Europe’s patchwork of abortion laws is absurd. Rights must be made universal
By Brinkwire on July 24, 2019
When I was 30, in 2011, I had an abortion. I was living in Berlin, a city known, since the fall of the Wall, for championing freedom. Or at least it was until attention turned to my womb.
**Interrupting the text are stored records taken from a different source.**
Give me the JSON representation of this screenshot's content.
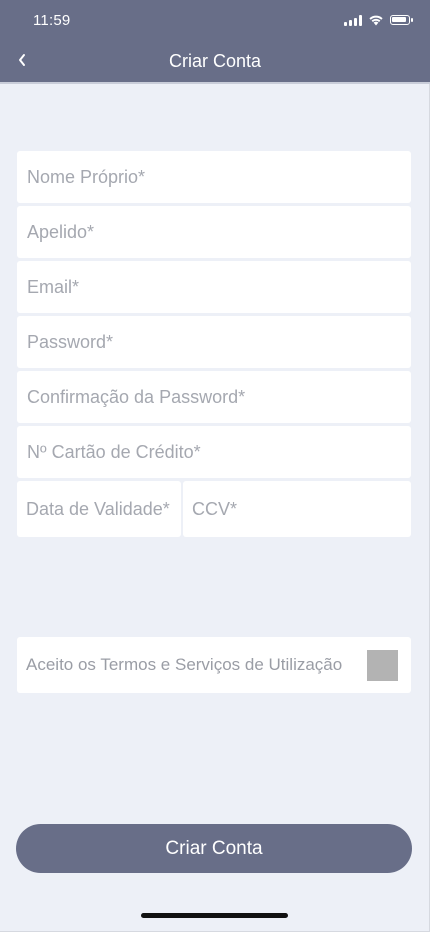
{
  "status_bar": {
    "time": "11:59"
  },
  "header": {
    "title": "Criar Conta",
    "back_icon": "chevron-left-icon"
  },
  "form": {
    "first_name": {
      "placeholder": "Nome Próprio*"
    },
    "last_name": {
      "placeholder": "Apelido*"
    },
    "email": {
      "placeholder": "Email*"
    },
    "password": {
      "placeholder": "Password*"
    },
    "password_confirm": {
      "placeholder": "Confirmação da Password*"
    },
    "card_number": {
      "placeholder": "Nº Cartão de Crédito*"
    },
    "expiry": {
      "placeholder": "Data de Validade*"
    },
    "ccv": {
      "placeholder": "CCV*"
    }
  },
  "terms": {
    "label": "Aceito os Termos e Serviços de Utilização",
    "checked": false
  },
  "submit": {
    "label": "Criar Conta"
  },
  "colors": {
    "header_bg": "#686e88",
    "page_bg": "#edf0f7",
    "field_bg": "#ffffff",
    "placeholder": "#a5a8b0",
    "checkbox": "#b3b3b3",
    "button_bg": "#686e88"
  }
}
Born in France in the 1980s, and brought up on the internet, the Erasmus European studies programme and love without borders, I was under the happy illusion that everything relating to women’s bodies – from abortion to assisted reproduction – was covered by rights secured after long, hard struggles.
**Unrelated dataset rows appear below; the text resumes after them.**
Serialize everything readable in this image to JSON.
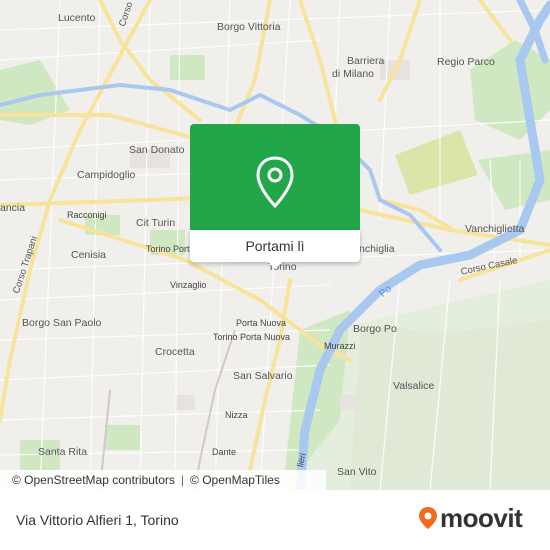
{
  "map": {
    "labels": {
      "lucento": "Lucento",
      "corso_potenza": "Corso Potenza",
      "borgo_vittoria": "Borgo Vittoria",
      "barriera_di_milano_1": "Barriera",
      "barriera_di_milano_2": "di Milano",
      "regio_parco": "Regio Parco",
      "san_donato": "San Donato",
      "campidoglio": "Campidoglio",
      "francia": "ancia",
      "racconigi": "Racconigi",
      "cit_turin": "Cit Turin",
      "corso_trapani": "Corso Trapani",
      "cenisia": "Cenisia",
      "torino_porta_susa": "Torino Porta",
      "vanchiglia": "nchiglia",
      "vanchiglietta": "Vanchiglietta",
      "corso_casale": "Corso Casale",
      "torino": "Torino",
      "vinzaglio": "Vinzaglio",
      "po": "Po",
      "borgo_san_paolo": "Borgo San Paolo",
      "porta_nuova": "Porta Nuova",
      "torino_porta_nuova": "Torino Porta Nuova",
      "murazzi": "Murazzi",
      "borgo_po": "Borgo Po",
      "crocetta": "Crocetta",
      "san_salvario": "San Salvario",
      "valsalice": "Valsalice",
      "nizza": "Nizza",
      "santa_rita": "Santa Rita",
      "dante": "Dante",
      "san_vito": "San Vito",
      "lungo_po": "lieri"
    },
    "popup": {
      "button_label": "Portami lì",
      "icon": "location-pin-icon"
    },
    "attribution": {
      "osm_contributors": "© OpenStreetMap contributors",
      "openmaptiles": "© OpenMapTiles",
      "separator": "|"
    }
  },
  "footer": {
    "address": "Via Vittorio Alfieri 1, Torino",
    "brand": "moovit"
  },
  "colors": {
    "popup_green": "#22a64a",
    "brand_orange": "#f26a21",
    "river": "#a8c8f0",
    "park": "#cfe8c2",
    "road_major": "#f7e39a"
  }
}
I blithely assumed that the milestones on the road to liberating French women – the May 1968 uprising, the 1971 “Manifesto of the 343” signed by women admitting to having had an abortion, Simone Veil, the health minister who legalised abortion, and the first test-tube babies – were all sufficiently European to be taken for granted, whatever the language.